▶ _WORK TO COMPLETE_
Write the data out again exactly, with every picture removed.

[Entries from a dataset of interfaces]
^^^^^^^^^^^^^^^^

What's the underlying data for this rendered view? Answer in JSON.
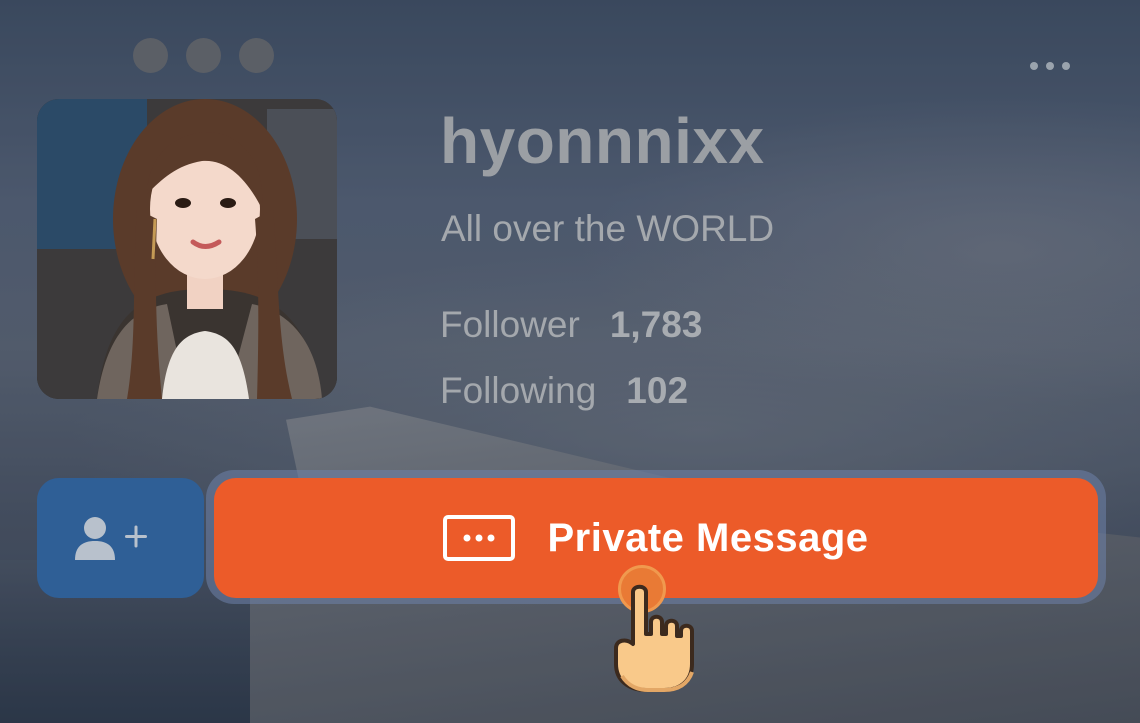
{
  "window": {
    "controls": [
      "dot",
      "dot",
      "dot"
    ],
    "more_icon": "ellipsis-horizontal"
  },
  "profile": {
    "username": "hyonnnixx",
    "bio": "All over the WORLD",
    "avatar_alt": "profile photo",
    "stats": {
      "follower_label": "Follower",
      "follower_count": "1,783",
      "following_label": "Following",
      "following_count": "102"
    }
  },
  "actions": {
    "follow_icon": "add-user-icon",
    "message_label": "Private Message",
    "message_icon": "chat-bubble-icon"
  },
  "colors": {
    "follow_button": "#2f5f96",
    "message_button": "#ec5b29",
    "username": "#9b9fa4"
  }
}
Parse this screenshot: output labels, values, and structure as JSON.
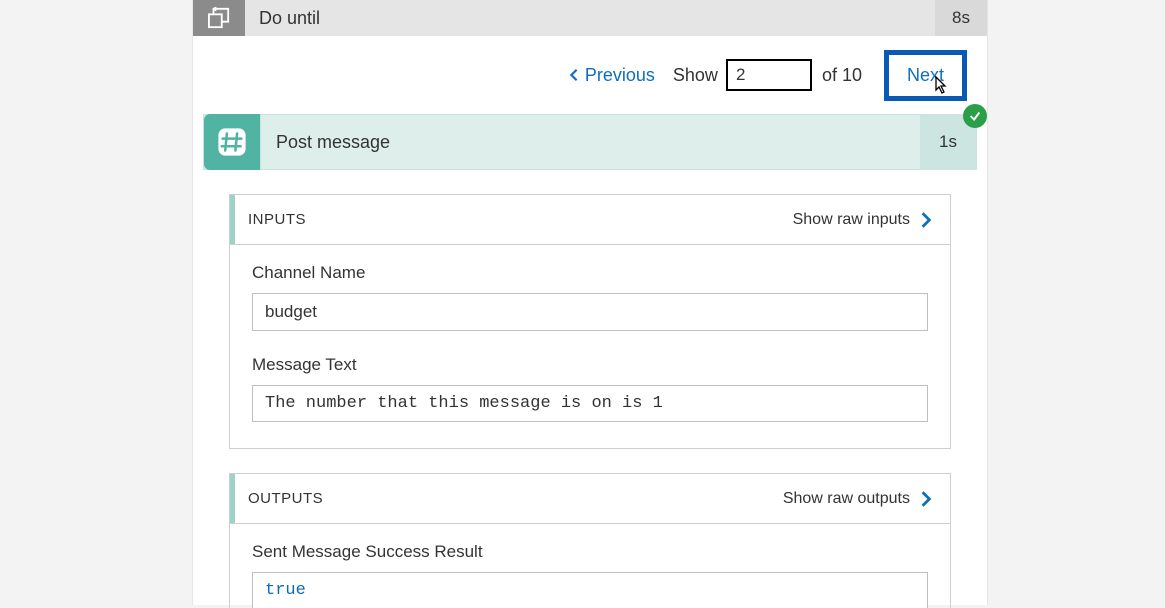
{
  "header": {
    "title": "Do until",
    "duration": "8s"
  },
  "nav": {
    "previous_label": "Previous",
    "show_label": "Show",
    "show_value": "2",
    "of_label": "of 10",
    "next_label": "Next"
  },
  "action": {
    "title": "Post message",
    "duration": "1s",
    "status": "success"
  },
  "inputs": {
    "section_title": "INPUTS",
    "raw_link": "Show raw inputs",
    "fields": {
      "channel_name": {
        "label": "Channel Name",
        "value": "budget"
      },
      "message_text": {
        "label": "Message Text",
        "value": "The number that this message is on is 1"
      }
    }
  },
  "outputs": {
    "section_title": "OUTPUTS",
    "raw_link": "Show raw outputs",
    "fields": {
      "sent_success": {
        "label": "Sent Message Success Result",
        "value": "true"
      }
    }
  }
}
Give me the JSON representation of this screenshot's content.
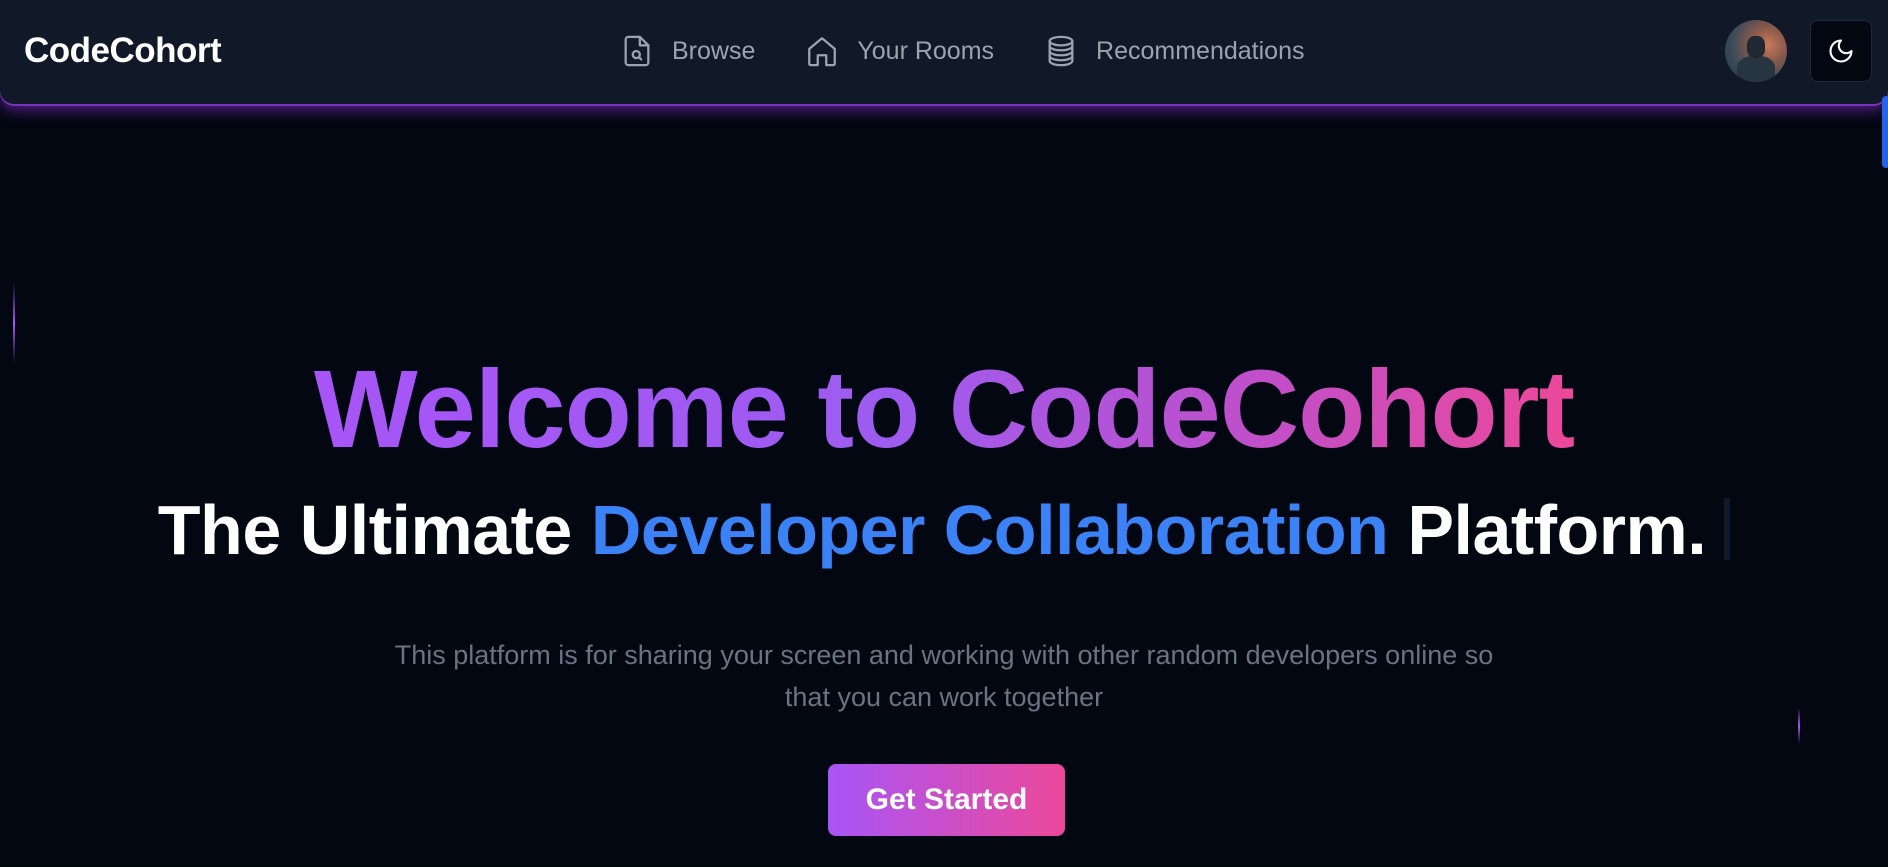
{
  "app": {
    "logo": "CodeCohort"
  },
  "nav": {
    "items": [
      {
        "label": "Browse",
        "icon": "file-search-icon"
      },
      {
        "label": "Your Rooms",
        "icon": "home-icon"
      },
      {
        "label": "Recommendations",
        "icon": "database-icon"
      }
    ]
  },
  "header": {
    "avatar": "user-avatar",
    "theme_toggle_icon": "moon-icon"
  },
  "hero": {
    "title": "Welcome to CodeCohort",
    "subtitle_prefix": "The Ultimate ",
    "subtitle_highlight": "Developer Collaboration",
    "subtitle_suffix": " Platform.",
    "description": "This platform is for sharing your screen and working with other random developers online so that you can work together",
    "cta_label": "Get Started"
  },
  "colors": {
    "background": "#030712",
    "navbar": "#111827",
    "gradient_start": "#a855f7",
    "gradient_end": "#ec4899",
    "highlight_blue": "#3b82f6",
    "muted_text": "#6b7280"
  }
}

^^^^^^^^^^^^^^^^

▶ _RESULT OF THE TASK_
What's the underlying data for this rendered view? Answer in JSON.
{
  "window": {
    "controls": [
      "dot",
      "dot",
      "dot"
    ],
    "more_icon": "ellipsis-horizontal"
  },
  "profile": {
    "username": "hyonnnixx",
    "bio": "All over the WORLD",
    "avatar_alt": "profile photo",
    "stats": {
      "follower_label": "Follower",
      "follower_count": "1,783",
      "following_label": "Following",
      "following_count": "102"
    }
  },
  "actions": {
    "follow_icon": "add-user-icon",
    "message_label": "Private Message",
    "message_icon": "chat-bubble-icon"
  },
  "colors": {
    "follow_button": "#2f5f96",
    "message_button": "#ec5b29",
    "username": "#9b9fa4"
  }
}
Parse this screenshot: output labels, values, and structure as JSON.
{
  "header": {
    "title": "Do until",
    "duration": "8s"
  },
  "nav": {
    "previous_label": "Previous",
    "show_label": "Show",
    "show_value": "2",
    "of_label": "of 10",
    "next_label": "Next"
  },
  "action": {
    "title": "Post message",
    "duration": "1s",
    "status": "success"
  },
  "inputs": {
    "section_title": "INPUTS",
    "raw_link": "Show raw inputs",
    "fields": {
      "channel_name": {
        "label": "Channel Name",
        "value": "budget"
      },
      "message_text": {
        "label": "Message Text",
        "value": "The number that this message is on is 1"
      }
    }
  },
  "outputs": {
    "section_title": "OUTPUTS",
    "raw_link": "Show raw outputs",
    "fields": {
      "sent_success": {
        "label": "Sent Message Success Result",
        "value": "true"
      }
    }
  }
}
Give me the JSON representation of this screenshot's content.
{
  "app": {
    "logo": "CodeCohort"
  },
  "nav": {
    "items": [
      {
        "label": "Browse",
        "icon": "file-search-icon"
      },
      {
        "label": "Your Rooms",
        "icon": "home-icon"
      },
      {
        "label": "Recommendations",
        "icon": "database-icon"
      }
    ]
  },
  "header": {
    "avatar": "user-avatar",
    "theme_toggle_icon": "moon-icon"
  },
  "hero": {
    "title": "Welcome to CodeCohort",
    "subtitle_prefix": "The Ultimate ",
    "subtitle_highlight": "Developer Collaboration",
    "subtitle_suffix": " Platform.",
    "description": "This platform is for sharing your screen and working with other random developers online so that you can work together",
    "cta_label": "Get Started"
  },
  "colors": {
    "background": "#030712",
    "navbar": "#111827",
    "gradient_start": "#a855f7",
    "gradient_end": "#ec4899",
    "highlight_blue": "#3b82f6",
    "muted_text": "#6b7280"
  }
}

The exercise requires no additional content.